> **PROBLEM TO WORK ON**
Skip the pictures and return every entry exactly as written.

> **DATA FOR THIS EXERCISE**

--- START ---

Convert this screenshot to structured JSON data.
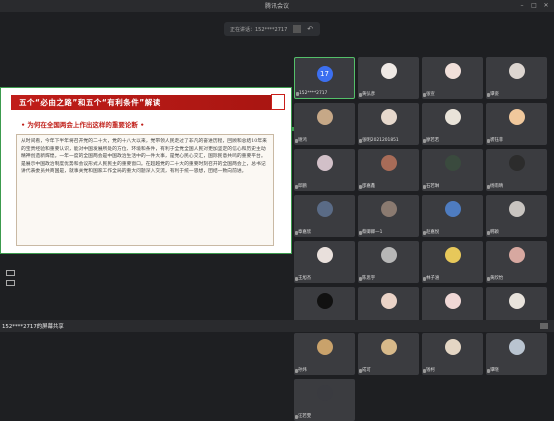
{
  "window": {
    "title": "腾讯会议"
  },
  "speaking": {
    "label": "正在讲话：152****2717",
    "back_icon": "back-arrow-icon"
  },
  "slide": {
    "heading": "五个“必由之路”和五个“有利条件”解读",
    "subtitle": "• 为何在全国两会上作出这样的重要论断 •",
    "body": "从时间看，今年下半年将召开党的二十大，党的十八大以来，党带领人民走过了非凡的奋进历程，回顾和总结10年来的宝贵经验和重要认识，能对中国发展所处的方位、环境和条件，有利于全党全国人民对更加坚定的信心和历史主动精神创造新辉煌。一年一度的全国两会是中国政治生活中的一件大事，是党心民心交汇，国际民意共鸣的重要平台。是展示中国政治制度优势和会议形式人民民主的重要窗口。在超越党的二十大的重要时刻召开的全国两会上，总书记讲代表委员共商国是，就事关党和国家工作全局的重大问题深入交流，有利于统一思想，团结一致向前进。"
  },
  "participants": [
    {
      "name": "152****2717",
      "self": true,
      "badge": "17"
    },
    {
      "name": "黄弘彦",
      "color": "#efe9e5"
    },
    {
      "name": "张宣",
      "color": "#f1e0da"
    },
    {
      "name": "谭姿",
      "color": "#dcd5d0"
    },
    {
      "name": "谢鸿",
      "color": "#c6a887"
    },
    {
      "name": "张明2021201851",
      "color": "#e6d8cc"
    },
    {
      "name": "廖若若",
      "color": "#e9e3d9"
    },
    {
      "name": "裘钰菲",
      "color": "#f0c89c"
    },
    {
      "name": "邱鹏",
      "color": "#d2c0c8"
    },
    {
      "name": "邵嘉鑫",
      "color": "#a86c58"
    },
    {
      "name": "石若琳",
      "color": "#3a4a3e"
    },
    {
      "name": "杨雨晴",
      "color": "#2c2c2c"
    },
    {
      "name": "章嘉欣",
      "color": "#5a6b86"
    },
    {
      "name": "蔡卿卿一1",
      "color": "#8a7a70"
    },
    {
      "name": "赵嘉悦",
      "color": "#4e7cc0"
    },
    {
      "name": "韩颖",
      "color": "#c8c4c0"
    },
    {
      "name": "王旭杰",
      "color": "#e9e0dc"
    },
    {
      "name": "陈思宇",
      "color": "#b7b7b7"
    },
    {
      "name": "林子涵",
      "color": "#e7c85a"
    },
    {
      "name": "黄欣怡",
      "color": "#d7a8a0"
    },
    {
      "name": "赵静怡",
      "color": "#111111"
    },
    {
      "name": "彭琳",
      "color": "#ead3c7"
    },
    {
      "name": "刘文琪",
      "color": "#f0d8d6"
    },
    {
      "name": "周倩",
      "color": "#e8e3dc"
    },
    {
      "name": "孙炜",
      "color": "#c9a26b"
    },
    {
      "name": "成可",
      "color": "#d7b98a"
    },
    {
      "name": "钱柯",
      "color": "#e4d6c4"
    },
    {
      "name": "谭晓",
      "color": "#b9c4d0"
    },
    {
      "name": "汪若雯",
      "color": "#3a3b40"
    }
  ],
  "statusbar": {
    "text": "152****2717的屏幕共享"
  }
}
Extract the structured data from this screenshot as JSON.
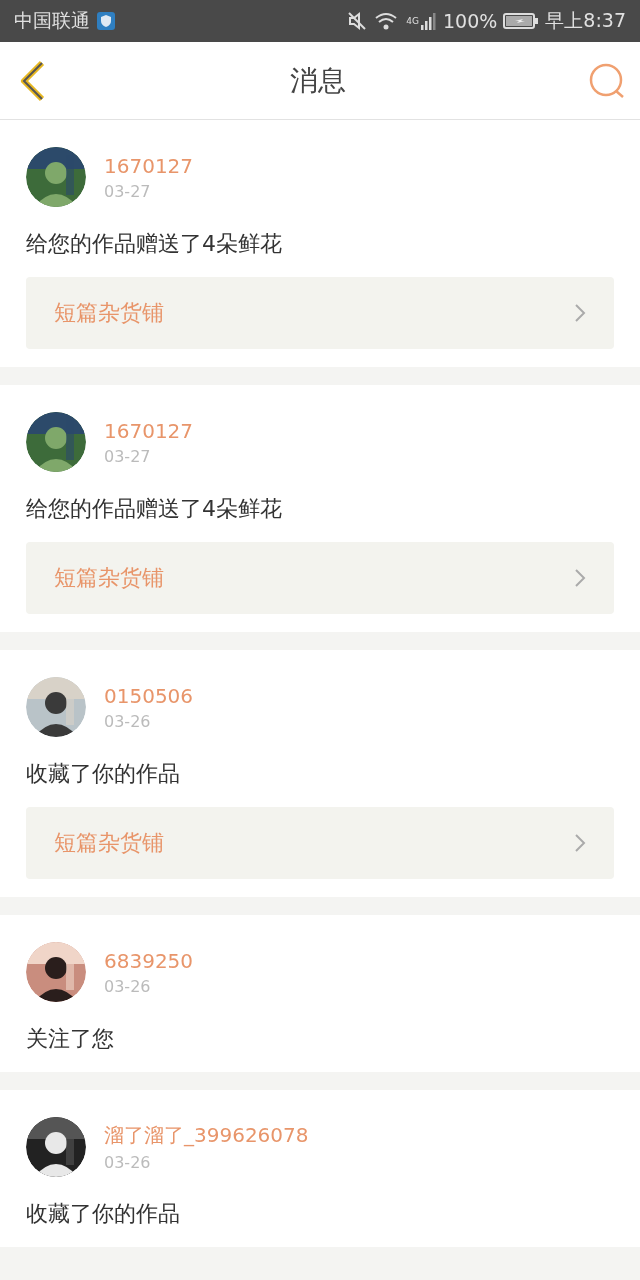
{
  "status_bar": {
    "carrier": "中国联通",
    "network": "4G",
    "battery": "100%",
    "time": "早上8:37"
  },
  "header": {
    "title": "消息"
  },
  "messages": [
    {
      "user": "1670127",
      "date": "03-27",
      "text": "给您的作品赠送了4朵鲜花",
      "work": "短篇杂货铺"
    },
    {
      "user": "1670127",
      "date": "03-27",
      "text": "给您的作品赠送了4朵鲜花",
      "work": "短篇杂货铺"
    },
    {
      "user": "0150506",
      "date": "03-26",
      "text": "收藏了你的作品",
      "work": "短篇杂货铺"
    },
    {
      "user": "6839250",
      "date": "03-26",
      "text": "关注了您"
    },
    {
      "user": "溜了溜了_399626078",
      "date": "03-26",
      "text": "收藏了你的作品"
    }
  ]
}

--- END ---

> **RESULT BELOW**
Convert this screenshot to structured JSON data.
{
  "window": {
    "title": "腾讯会议"
  },
  "speaking": {
    "label": "正在讲话：152****2717",
    "back_icon": "back-arrow-icon"
  },
  "slide": {
    "heading": "五个“必由之路”和五个“有利条件”解读",
    "subtitle": "• 为何在全国两会上作出这样的重要论断 •",
    "body": "从时间看，今年下半年将召开党的二十大，党的十八大以来，党带领人民走过了非凡的奋进历程，回顾和总结10年来的宝贵经验和重要认识，能对中国发展所处的方位、环境和条件，有利于全党全国人民对更加坚定的信心和历史主动精神创造新辉煌。一年一度的全国两会是中国政治生活中的一件大事，是党心民心交汇，国际民意共鸣的重要平台。是展示中国政治制度优势和会议形式人民民主的重要窗口。在超越党的二十大的重要时刻召开的全国两会上，总书记讲代表委员共商国是，就事关党和国家工作全局的重大问题深入交流，有利于统一思想，团结一致向前进。"
  },
  "participants": [
    {
      "name": "152****2717",
      "self": true,
      "badge": "17"
    },
    {
      "name": "黄弘彦",
      "color": "#efe9e5"
    },
    {
      "name": "张宣",
      "color": "#f1e0da"
    },
    {
      "name": "谭姿",
      "color": "#dcd5d0"
    },
    {
      "name": "谢鸿",
      "color": "#c6a887"
    },
    {
      "name": "张明2021201851",
      "color": "#e6d8cc"
    },
    {
      "name": "廖若若",
      "color": "#e9e3d9"
    },
    {
      "name": "裘钰菲",
      "color": "#f0c89c"
    },
    {
      "name": "邱鹏",
      "color": "#d2c0c8"
    },
    {
      "name": "邵嘉鑫",
      "color": "#a86c58"
    },
    {
      "name": "石若琳",
      "color": "#3a4a3e"
    },
    {
      "name": "杨雨晴",
      "color": "#2c2c2c"
    },
    {
      "name": "章嘉欣",
      "color": "#5a6b86"
    },
    {
      "name": "蔡卿卿一1",
      "color": "#8a7a70"
    },
    {
      "name": "赵嘉悦",
      "color": "#4e7cc0"
    },
    {
      "name": "韩颖",
      "color": "#c8c4c0"
    },
    {
      "name": "王旭杰",
      "color": "#e9e0dc"
    },
    {
      "name": "陈思宇",
      "color": "#b7b7b7"
    },
    {
      "name": "林子涵",
      "color": "#e7c85a"
    },
    {
      "name": "黄欣怡",
      "color": "#d7a8a0"
    },
    {
      "name": "赵静怡",
      "color": "#111111"
    },
    {
      "name": "彭琳",
      "color": "#ead3c7"
    },
    {
      "name": "刘文琪",
      "color": "#f0d8d6"
    },
    {
      "name": "周倩",
      "color": "#e8e3dc"
    },
    {
      "name": "孙炜",
      "color": "#c9a26b"
    },
    {
      "name": "成可",
      "color": "#d7b98a"
    },
    {
      "name": "钱柯",
      "color": "#e4d6c4"
    },
    {
      "name": "谭晓",
      "color": "#b9c4d0"
    },
    {
      "name": "汪若雯",
      "color": "#3a3b40"
    }
  ],
  "statusbar": {
    "text": "152****2717的屏幕共享"
  }
}
Extract the structured data from this screenshot as JSON.
{
  "status_bar": {
    "carrier": "中国联通",
    "network": "4G",
    "battery": "100%",
    "time": "早上8:37"
  },
  "header": {
    "title": "消息"
  },
  "messages": [
    {
      "user": "1670127",
      "date": "03-27",
      "text": "给您的作品赠送了4朵鲜花",
      "work": "短篇杂货铺"
    },
    {
      "user": "1670127",
      "date": "03-27",
      "text": "给您的作品赠送了4朵鲜花",
      "work": "短篇杂货铺"
    },
    {
      "user": "0150506",
      "date": "03-26",
      "text": "收藏了你的作品",
      "work": "短篇杂货铺"
    },
    {
      "user": "6839250",
      "date": "03-26",
      "text": "关注了您"
    },
    {
      "user": "溜了溜了_399626078",
      "date": "03-26",
      "text": "收藏了你的作品"
    }
  ]
}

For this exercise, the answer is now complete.